This saturday definitely gave some things to ponder on.
With tegatana, i need to devote more practice to the kata. As the first kata we learn in our style of aikido it's seems easy, after so many repetitions, to simply zone out on auto pilot as i go through the steps. I don't want you to think that i flop through it without any care as to what's going on at all, because i don't. Generally, i think of the up and down and how the motion of my arms effects the side to side. As i found out later in class i need to keep from losing track of how my feet are acting. When i have to stop and think about it or explain where they go, i run into a snag. "Does my foot turn out or in?" "Will my hand be on the same side as my foot or opposite?" I have to work on making the katas i've learned stand out of the background haze of my thoughts and become something that i can consciously cite whenever i need to.

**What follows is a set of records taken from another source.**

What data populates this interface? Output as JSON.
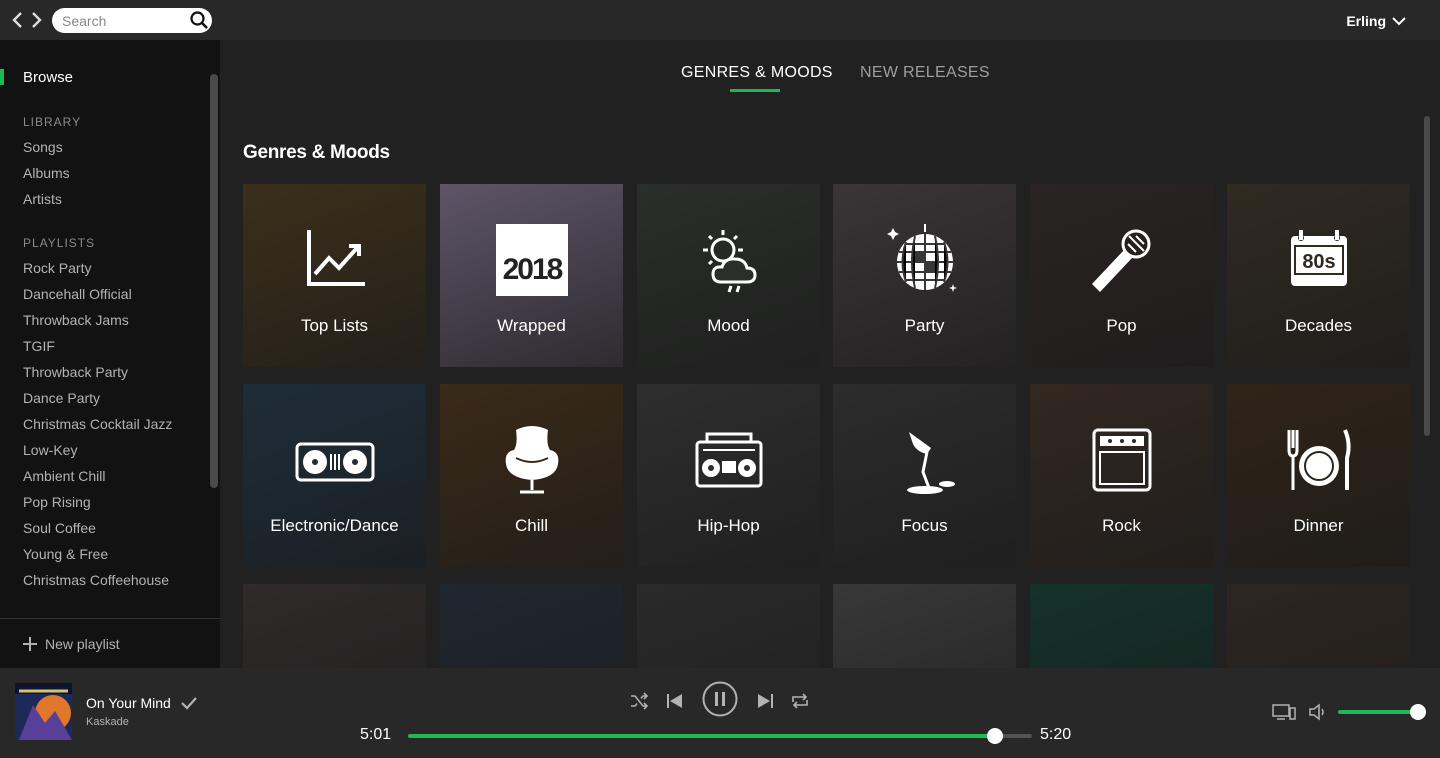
{
  "topbar": {
    "search_placeholder": "Search",
    "user_name": "Erling"
  },
  "sidebar": {
    "browse_label": "Browse",
    "library_heading": "LIBRARY",
    "library_items": [
      "Songs",
      "Albums",
      "Artists"
    ],
    "playlists_heading": "PLAYLISTS",
    "playlists": [
      "Rock Party",
      "Dancehall Official",
      "Throwback Jams",
      "TGIF",
      "Throwback Party",
      "Dance Party",
      "Christmas Cocktail Jazz",
      "Low-Key",
      "Ambient Chill",
      "Pop Rising",
      "Soul Coffee",
      "Young & Free",
      "Christmas Coffeehouse"
    ],
    "new_playlist_label": "New playlist"
  },
  "main": {
    "tabs": [
      {
        "label": "GENRES & MOODS",
        "active": true
      },
      {
        "label": "NEW RELEASES",
        "active": false
      }
    ],
    "section_title": "Genres & Moods",
    "tiles": [
      {
        "label": "Top Lists",
        "icon": "chart-up-icon",
        "bg": "#3b2f1a"
      },
      {
        "label": "Wrapped",
        "icon": "wrapped-2018-icon",
        "icon_text": "2018",
        "bg": "#5e5568"
      },
      {
        "label": "Mood",
        "icon": "sun-cloud-icon",
        "bg": "#2b2e2b"
      },
      {
        "label": "Party",
        "icon": "disco-ball-icon",
        "bg": "#3a3536"
      },
      {
        "label": "Pop",
        "icon": "microphone-icon",
        "bg": "#2a2424"
      },
      {
        "label": "Decades",
        "icon": "calendar-80s-icon",
        "icon_text": "80s",
        "bg": "#302a21"
      },
      {
        "label": "Electronic/Dance",
        "icon": "turntable-icon",
        "bg": "#1e2d3a"
      },
      {
        "label": "Chill",
        "icon": "egg-chair-icon",
        "bg": "#3a2a18"
      },
      {
        "label": "Hip-Hop",
        "icon": "boombox-icon",
        "bg": "#2e2e2e"
      },
      {
        "label": "Focus",
        "icon": "desk-lamp-icon",
        "bg": "#2c2c2c"
      },
      {
        "label": "Rock",
        "icon": "amplifier-icon",
        "bg": "#322820"
      },
      {
        "label": "Dinner",
        "icon": "plate-cutlery-icon",
        "bg": "#2f2418"
      },
      {
        "label": "",
        "icon": "",
        "bg": "#2e2b2a"
      },
      {
        "label": "",
        "icon": "",
        "bg": "#1f2730"
      },
      {
        "label": "",
        "icon": "",
        "bg": "#2a2a2a"
      },
      {
        "label": "",
        "icon": "",
        "bg": "#383838"
      },
      {
        "label": "",
        "icon": "",
        "bg": "#14322a"
      },
      {
        "label": "",
        "icon": "",
        "bg": "#2d2620"
      }
    ]
  },
  "player": {
    "track_title": "On Your Mind",
    "track_artist": "Kaskade",
    "elapsed": "5:01",
    "duration": "5:20",
    "progress_fraction": 0.941,
    "volume_fraction": 1.0,
    "accent_color": "#1db954"
  }
}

My hanasu isn't immune to foot misplacement either. Hon Soto Te Osu (#2) and Gyaku Soto Te Osu (#4) have alway been two moves that have never felt.. quite right. Pat gave me another idea to iron them out. At times the way to move off to the side is to make a full step, then a shuffle adjustment then to move behind uke takes another full step and a shuffle adjustment. As always i need practice practice practice.

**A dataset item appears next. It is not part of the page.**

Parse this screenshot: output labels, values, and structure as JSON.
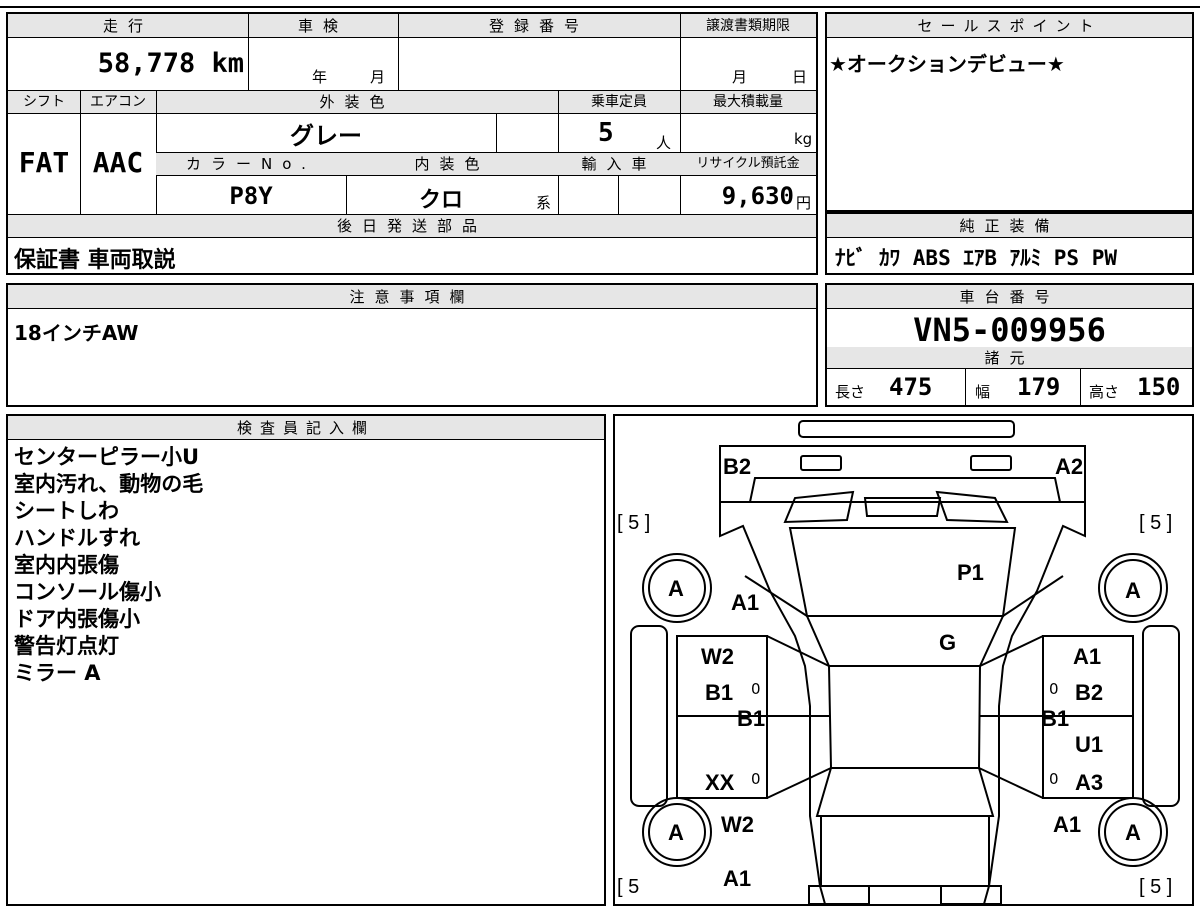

For me, our nijusan practice was what gave me the most to noodle on from that class. We worked on shome ate and aigame ate.
The entry to shomen ate as uke attacks with his right hand is for tori to step off to the right with a deflecting qucik/small push against uke's arm causing an off balance. If uke insists on continuing the attack tori makes a block with the left hand and then makes a shomen ate forward with the right.
With aigamae ate, when uke makes a forward right handed attack tori deflects the attack to the right attempting to cause an off balance between uke's feet. If uke is able to recover tori stays behind uke's arm making a series of steps to the left deflecting uke's arm with tori's left hand. When uke gets into a position where he can attack it will cause him to stop moving and face tori. Tori then makes a right handed shomen ate to uke.
Now, if you were able to follow my explanation of these two moves ( i admit it's probably very convoluted in it's explanation) then you noticed that there are a lot of switches from the left hand to the right hand and vice versa. As Pat explained, what really places the strength in these right and left movements is the placement of your feet in unison with you hands as a stable cohesive motion creating a wall that won't move. In my case, as far as my hands were concerned, they were more or less on autopilot. When Pat had me pay almost exclusive attention to my feet things definitely came together much better. Even in aigamae ate as i stayed behind uke my left hand would be in place but having my foot work with it i was able to build a better wall each time.
One of the best ways to practice this simultaneous right side/left side together movement is to stand in front of something sturdy and pick a side to some ate against the (let's say a wall) wall. Then as one side makes firm contact roll over to the opposite side. You can do this back and forth however many times you want to help get that idea to become more natural. It's something that Pat had us do every now and then, but it's importance never really clicked until saturday's class.
All this stuff to readjust my thinking of aikido and we got to do some extra ukemi practice too. It was a great class.